▶ [Work required]
Scan the entries for the word "JSON" and return every line that has it.

-------- Records to process --------

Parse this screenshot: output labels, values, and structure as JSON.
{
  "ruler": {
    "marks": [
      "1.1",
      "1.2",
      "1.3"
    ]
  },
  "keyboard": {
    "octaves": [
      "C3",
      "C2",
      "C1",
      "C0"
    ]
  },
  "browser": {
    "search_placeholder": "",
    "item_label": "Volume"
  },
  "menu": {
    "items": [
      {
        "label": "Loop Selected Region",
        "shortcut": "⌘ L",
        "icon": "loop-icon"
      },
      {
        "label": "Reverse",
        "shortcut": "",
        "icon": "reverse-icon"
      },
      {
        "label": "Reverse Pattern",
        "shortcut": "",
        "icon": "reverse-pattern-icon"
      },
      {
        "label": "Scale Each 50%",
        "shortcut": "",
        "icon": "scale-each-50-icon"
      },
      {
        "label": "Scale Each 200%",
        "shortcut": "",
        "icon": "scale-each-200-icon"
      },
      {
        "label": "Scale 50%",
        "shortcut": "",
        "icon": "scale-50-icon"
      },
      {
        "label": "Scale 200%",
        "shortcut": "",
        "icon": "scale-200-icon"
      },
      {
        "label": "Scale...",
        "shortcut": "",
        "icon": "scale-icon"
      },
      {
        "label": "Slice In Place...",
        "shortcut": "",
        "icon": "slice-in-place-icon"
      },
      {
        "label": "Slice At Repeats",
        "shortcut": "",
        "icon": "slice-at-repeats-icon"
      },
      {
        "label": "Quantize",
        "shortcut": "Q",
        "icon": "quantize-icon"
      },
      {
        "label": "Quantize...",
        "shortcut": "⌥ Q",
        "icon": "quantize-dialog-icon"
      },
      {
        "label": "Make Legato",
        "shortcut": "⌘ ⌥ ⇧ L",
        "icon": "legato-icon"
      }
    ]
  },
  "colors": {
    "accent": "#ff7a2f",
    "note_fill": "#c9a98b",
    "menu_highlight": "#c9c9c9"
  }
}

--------
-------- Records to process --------

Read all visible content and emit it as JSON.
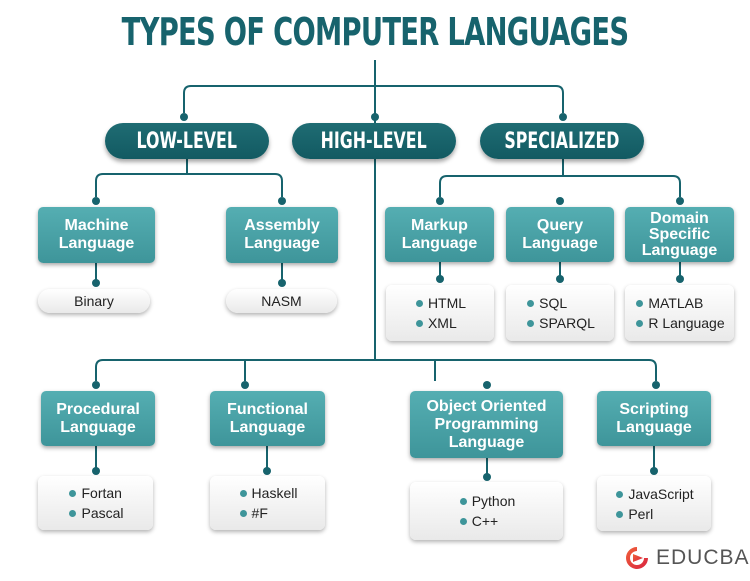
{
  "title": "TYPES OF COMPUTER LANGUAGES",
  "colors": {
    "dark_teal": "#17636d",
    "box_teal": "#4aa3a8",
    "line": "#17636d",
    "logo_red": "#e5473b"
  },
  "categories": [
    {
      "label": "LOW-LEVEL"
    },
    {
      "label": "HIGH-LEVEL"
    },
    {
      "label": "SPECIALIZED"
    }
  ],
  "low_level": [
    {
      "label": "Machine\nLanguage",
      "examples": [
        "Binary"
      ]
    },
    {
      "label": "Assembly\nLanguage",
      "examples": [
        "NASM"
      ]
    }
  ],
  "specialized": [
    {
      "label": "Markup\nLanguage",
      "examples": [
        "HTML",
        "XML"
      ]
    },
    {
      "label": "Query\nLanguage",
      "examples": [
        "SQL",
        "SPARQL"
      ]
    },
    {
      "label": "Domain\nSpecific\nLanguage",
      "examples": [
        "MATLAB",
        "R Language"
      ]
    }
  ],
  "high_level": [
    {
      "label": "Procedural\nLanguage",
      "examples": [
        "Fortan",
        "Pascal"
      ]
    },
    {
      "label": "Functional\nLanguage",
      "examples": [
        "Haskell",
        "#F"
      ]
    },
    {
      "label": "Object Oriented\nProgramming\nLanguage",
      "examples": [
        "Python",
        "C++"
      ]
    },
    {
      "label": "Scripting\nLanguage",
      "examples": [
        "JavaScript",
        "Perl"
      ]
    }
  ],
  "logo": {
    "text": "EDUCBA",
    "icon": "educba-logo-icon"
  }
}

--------

▶ [Worked solution]
Parse this screenshot: output labels, values, and structure as JSON.
Read all visible content and emit it as JSON.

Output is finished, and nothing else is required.